■ Problem to work on
Once the pictures are set aside, retype the remaining entries exactly.

■ Excerpted records
Segment Open

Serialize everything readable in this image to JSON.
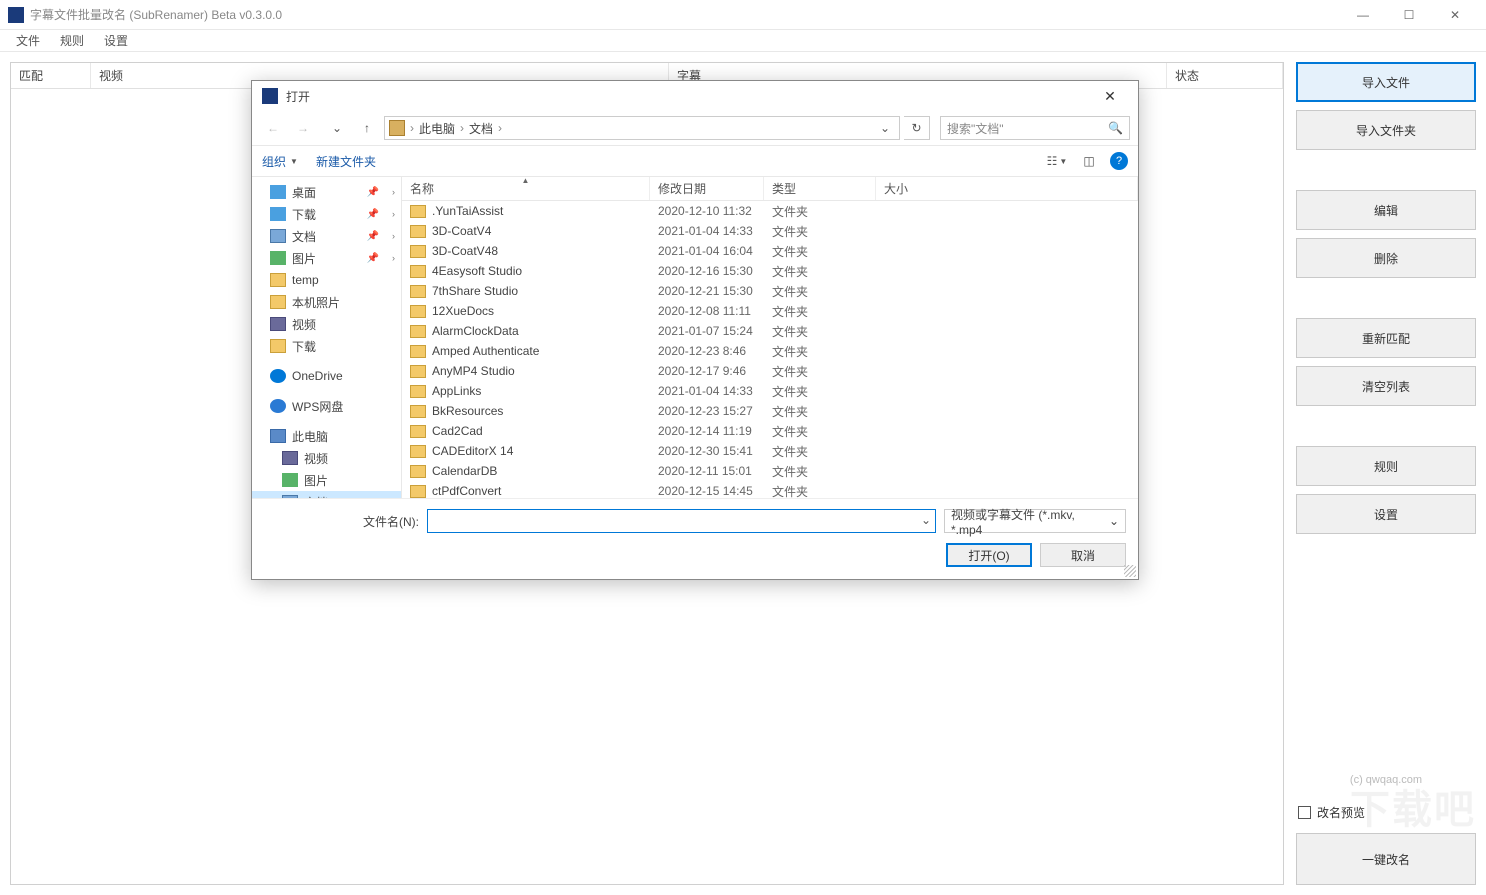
{
  "window": {
    "title": "字幕文件批量改名 (SubRenamer) Beta v0.3.0.0",
    "min": "—",
    "max": "☐",
    "close": "✕"
  },
  "menu": {
    "file": "文件",
    "rules": "规则",
    "settings": "设置"
  },
  "columns": {
    "match": "匹配",
    "video": "视频",
    "sub": "字幕",
    "status": "状态"
  },
  "side": {
    "import_file": "导入文件",
    "import_folder": "导入文件夹",
    "edit": "编辑",
    "delete": "删除",
    "rematch": "重新匹配",
    "clear": "清空列表",
    "rules": "规则",
    "settings": "设置",
    "credit": "(c) qwqaq.com",
    "preview": "改名预览",
    "run": "一键改名"
  },
  "dialog": {
    "title": "打开",
    "nav": {
      "back": "←",
      "fwd": "→",
      "up": "↑",
      "crumb_pc": "此电脑",
      "crumb_doc": "文档",
      "sep": "›",
      "search_placeholder": "搜索\"文档\"",
      "refresh": "↻",
      "dropdown": "⌄"
    },
    "toolbar": {
      "organize": "组织",
      "new_folder": "新建文件夹",
      "view": "☷",
      "preview": "◫",
      "help": "?"
    },
    "list_head": {
      "name": "名称",
      "date": "修改日期",
      "type": "类型",
      "size": "大小"
    },
    "rows": [
      {
        "name": ".YunTaiAssist",
        "date": "2020-12-10 11:32",
        "type": "文件夹"
      },
      {
        "name": "3D-CoatV4",
        "date": "2021-01-04 14:33",
        "type": "文件夹"
      },
      {
        "name": "3D-CoatV48",
        "date": "2021-01-04 16:04",
        "type": "文件夹"
      },
      {
        "name": "4Easysoft Studio",
        "date": "2020-12-16 15:30",
        "type": "文件夹"
      },
      {
        "name": "7thShare Studio",
        "date": "2020-12-21 15:30",
        "type": "文件夹"
      },
      {
        "name": "12XueDocs",
        "date": "2020-12-08 11:11",
        "type": "文件夹"
      },
      {
        "name": "AlarmClockData",
        "date": "2021-01-07 15:24",
        "type": "文件夹"
      },
      {
        "name": "Amped Authenticate",
        "date": "2020-12-23 8:46",
        "type": "文件夹"
      },
      {
        "name": "AnyMP4 Studio",
        "date": "2020-12-17 9:46",
        "type": "文件夹"
      },
      {
        "name": "AppLinks",
        "date": "2021-01-04 14:33",
        "type": "文件夹"
      },
      {
        "name": "BkResources",
        "date": "2020-12-23 15:27",
        "type": "文件夹"
      },
      {
        "name": "Cad2Cad",
        "date": "2020-12-14 11:19",
        "type": "文件夹"
      },
      {
        "name": "CADEditorX 14",
        "date": "2020-12-30 15:41",
        "type": "文件夹"
      },
      {
        "name": "CalendarDB",
        "date": "2020-12-11 15:01",
        "type": "文件夹"
      },
      {
        "name": "ctPdfConvert",
        "date": "2020-12-15 14:45",
        "type": "文件夹"
      }
    ],
    "tree": [
      {
        "label": "桌面",
        "icon": "i-desktop",
        "pin": true,
        "chev": true
      },
      {
        "label": "下载",
        "icon": "i-download",
        "pin": true,
        "chev": true
      },
      {
        "label": "文档",
        "icon": "i-doc",
        "pin": true,
        "chev": true
      },
      {
        "label": "图片",
        "icon": "i-pic",
        "pin": true,
        "chev": true
      },
      {
        "label": "temp",
        "icon": "i-folder"
      },
      {
        "label": "本机照片",
        "icon": "i-folder"
      },
      {
        "label": "视频",
        "icon": "i-vid"
      },
      {
        "label": "下载",
        "icon": "i-folder"
      },
      {
        "spacer": true
      },
      {
        "label": "OneDrive",
        "icon": "i-cloud"
      },
      {
        "spacer": true
      },
      {
        "label": "WPS网盘",
        "icon": "i-wps"
      },
      {
        "spacer": true
      },
      {
        "label": "此电脑",
        "icon": "i-pc"
      },
      {
        "label": "视频",
        "icon": "i-vid",
        "l2": true
      },
      {
        "label": "图片",
        "icon": "i-pic",
        "l2": true
      },
      {
        "label": "文档",
        "icon": "i-doc",
        "l2": true,
        "selected": true
      }
    ],
    "foot": {
      "fn_label": "文件名(N):",
      "filter": "视频或字幕文件 (*.mkv, *.mp4",
      "open": "打开(O)",
      "cancel": "取消"
    }
  },
  "watermark": "下载吧"
}
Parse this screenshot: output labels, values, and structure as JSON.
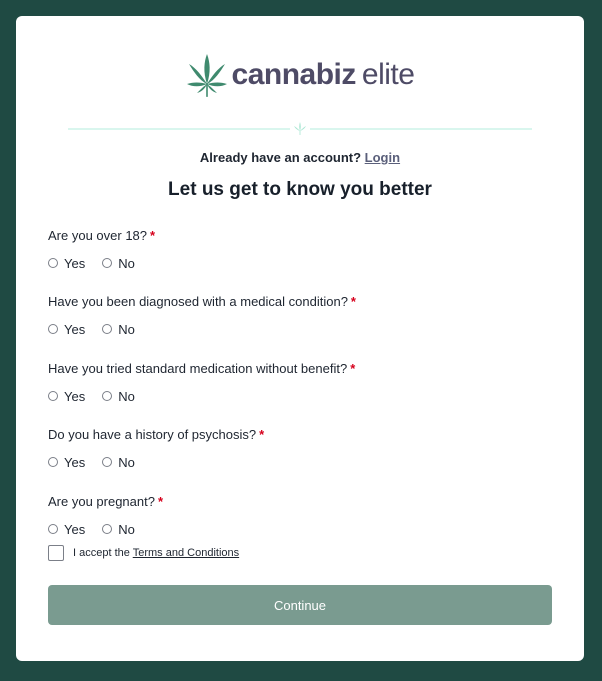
{
  "brand": {
    "name_bold": "cannabiz",
    "name_light": "elite",
    "accent": "#3f8a6e",
    "text_color": "#4e4b66"
  },
  "account": {
    "prompt": "Already have an account?",
    "login_label": "Login"
  },
  "heading": "Let us get to know you better",
  "questions": [
    {
      "label": "Are you over 18?",
      "required": "*",
      "options": [
        "Yes",
        "No"
      ]
    },
    {
      "label": "Have you been diagnosed with a medical condition?",
      "required": "*",
      "options": [
        "Yes",
        "No"
      ]
    },
    {
      "label": "Have you tried standard medication without benefit?",
      "required": "*",
      "options": [
        "Yes",
        "No"
      ]
    },
    {
      "label": "Do you have a history of psychosis?",
      "required": "*",
      "options": [
        "Yes",
        "No"
      ]
    },
    {
      "label": "Are you pregnant?",
      "required": "*",
      "options": [
        "Yes",
        "No"
      ]
    }
  ],
  "terms": {
    "prefix": "I accept the",
    "link_label": "Terms and Conditions",
    "checked": false
  },
  "continue_label": "Continue",
  "colors": {
    "background": "#1f4a43",
    "button": "#7a9b90",
    "required": "#d6001c",
    "divider": "#d9f6ee"
  }
}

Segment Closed

■ Response area
Serialize everything readable in this image to JSON.
{
  "window": {
    "title": "字幕文件批量改名 (SubRenamer) Beta v0.3.0.0",
    "min": "—",
    "max": "☐",
    "close": "✕"
  },
  "menu": {
    "file": "文件",
    "rules": "规则",
    "settings": "设置"
  },
  "columns": {
    "match": "匹配",
    "video": "视频",
    "sub": "字幕",
    "status": "状态"
  },
  "side": {
    "import_file": "导入文件",
    "import_folder": "导入文件夹",
    "edit": "编辑",
    "delete": "删除",
    "rematch": "重新匹配",
    "clear": "清空列表",
    "rules": "规则",
    "settings": "设置",
    "credit": "(c) qwqaq.com",
    "preview": "改名预览",
    "run": "一键改名"
  },
  "dialog": {
    "title": "打开",
    "nav": {
      "back": "←",
      "fwd": "→",
      "up": "↑",
      "crumb_pc": "此电脑",
      "crumb_doc": "文档",
      "sep": "›",
      "search_placeholder": "搜索\"文档\"",
      "refresh": "↻",
      "dropdown": "⌄"
    },
    "toolbar": {
      "organize": "组织",
      "new_folder": "新建文件夹",
      "view": "☷",
      "preview": "◫",
      "help": "?"
    },
    "list_head": {
      "name": "名称",
      "date": "修改日期",
      "type": "类型",
      "size": "大小"
    },
    "rows": [
      {
        "name": ".YunTaiAssist",
        "date": "2020-12-10 11:32",
        "type": "文件夹"
      },
      {
        "name": "3D-CoatV4",
        "date": "2021-01-04 14:33",
        "type": "文件夹"
      },
      {
        "name": "3D-CoatV48",
        "date": "2021-01-04 16:04",
        "type": "文件夹"
      },
      {
        "name": "4Easysoft Studio",
        "date": "2020-12-16 15:30",
        "type": "文件夹"
      },
      {
        "name": "7thShare Studio",
        "date": "2020-12-21 15:30",
        "type": "文件夹"
      },
      {
        "name": "12XueDocs",
        "date": "2020-12-08 11:11",
        "type": "文件夹"
      },
      {
        "name": "AlarmClockData",
        "date": "2021-01-07 15:24",
        "type": "文件夹"
      },
      {
        "name": "Amped Authenticate",
        "date": "2020-12-23 8:46",
        "type": "文件夹"
      },
      {
        "name": "AnyMP4 Studio",
        "date": "2020-12-17 9:46",
        "type": "文件夹"
      },
      {
        "name": "AppLinks",
        "date": "2021-01-04 14:33",
        "type": "文件夹"
      },
      {
        "name": "BkResources",
        "date": "2020-12-23 15:27",
        "type": "文件夹"
      },
      {
        "name": "Cad2Cad",
        "date": "2020-12-14 11:19",
        "type": "文件夹"
      },
      {
        "name": "CADEditorX 14",
        "date": "2020-12-30 15:41",
        "type": "文件夹"
      },
      {
        "name": "CalendarDB",
        "date": "2020-12-11 15:01",
        "type": "文件夹"
      },
      {
        "name": "ctPdfConvert",
        "date": "2020-12-15 14:45",
        "type": "文件夹"
      }
    ],
    "tree": [
      {
        "label": "桌面",
        "icon": "i-desktop",
        "pin": true,
        "chev": true
      },
      {
        "label": "下载",
        "icon": "i-download",
        "pin": true,
        "chev": true
      },
      {
        "label": "文档",
        "icon": "i-doc",
        "pin": true,
        "chev": true
      },
      {
        "label": "图片",
        "icon": "i-pic",
        "pin": true,
        "chev": true
      },
      {
        "label": "temp",
        "icon": "i-folder"
      },
      {
        "label": "本机照片",
        "icon": "i-folder"
      },
      {
        "label": "视频",
        "icon": "i-vid"
      },
      {
        "label": "下载",
        "icon": "i-folder"
      },
      {
        "spacer": true
      },
      {
        "label": "OneDrive",
        "icon": "i-cloud"
      },
      {
        "spacer": true
      },
      {
        "label": "WPS网盘",
        "icon": "i-wps"
      },
      {
        "spacer": true
      },
      {
        "label": "此电脑",
        "icon": "i-pc"
      },
      {
        "label": "视频",
        "icon": "i-vid",
        "l2": true
      },
      {
        "label": "图片",
        "icon": "i-pic",
        "l2": true
      },
      {
        "label": "文档",
        "icon": "i-doc",
        "l2": true,
        "selected": true
      }
    ],
    "foot": {
      "fn_label": "文件名(N):",
      "filter": "视频或字幕文件 (*.mkv, *.mp4",
      "open": "打开(O)",
      "cancel": "取消"
    }
  },
  "watermark": "下载吧"
}
Parse this screenshot: output labels, values, and structure as JSON.
{
  "brand": {
    "name_bold": "cannabiz",
    "name_light": "elite",
    "accent": "#3f8a6e",
    "text_color": "#4e4b66"
  },
  "account": {
    "prompt": "Already have an account?",
    "login_label": "Login"
  },
  "heading": "Let us get to know you better",
  "questions": [
    {
      "label": "Are you over 18?",
      "required": "*",
      "options": [
        "Yes",
        "No"
      ]
    },
    {
      "label": "Have you been diagnosed with a medical condition?",
      "required": "*",
      "options": [
        "Yes",
        "No"
      ]
    },
    {
      "label": "Have you tried standard medication without benefit?",
      "required": "*",
      "options": [
        "Yes",
        "No"
      ]
    },
    {
      "label": "Do you have a history of psychosis?",
      "required": "*",
      "options": [
        "Yes",
        "No"
      ]
    },
    {
      "label": "Are you pregnant?",
      "required": "*",
      "options": [
        "Yes",
        "No"
      ]
    }
  ],
  "terms": {
    "prefix": "I accept the",
    "link_label": "Terms and Conditions",
    "checked": false
  },
  "continue_label": "Continue",
  "colors": {
    "background": "#1f4a43",
    "button": "#7a9b90",
    "required": "#d6001c",
    "divider": "#d9f6ee"
  }
}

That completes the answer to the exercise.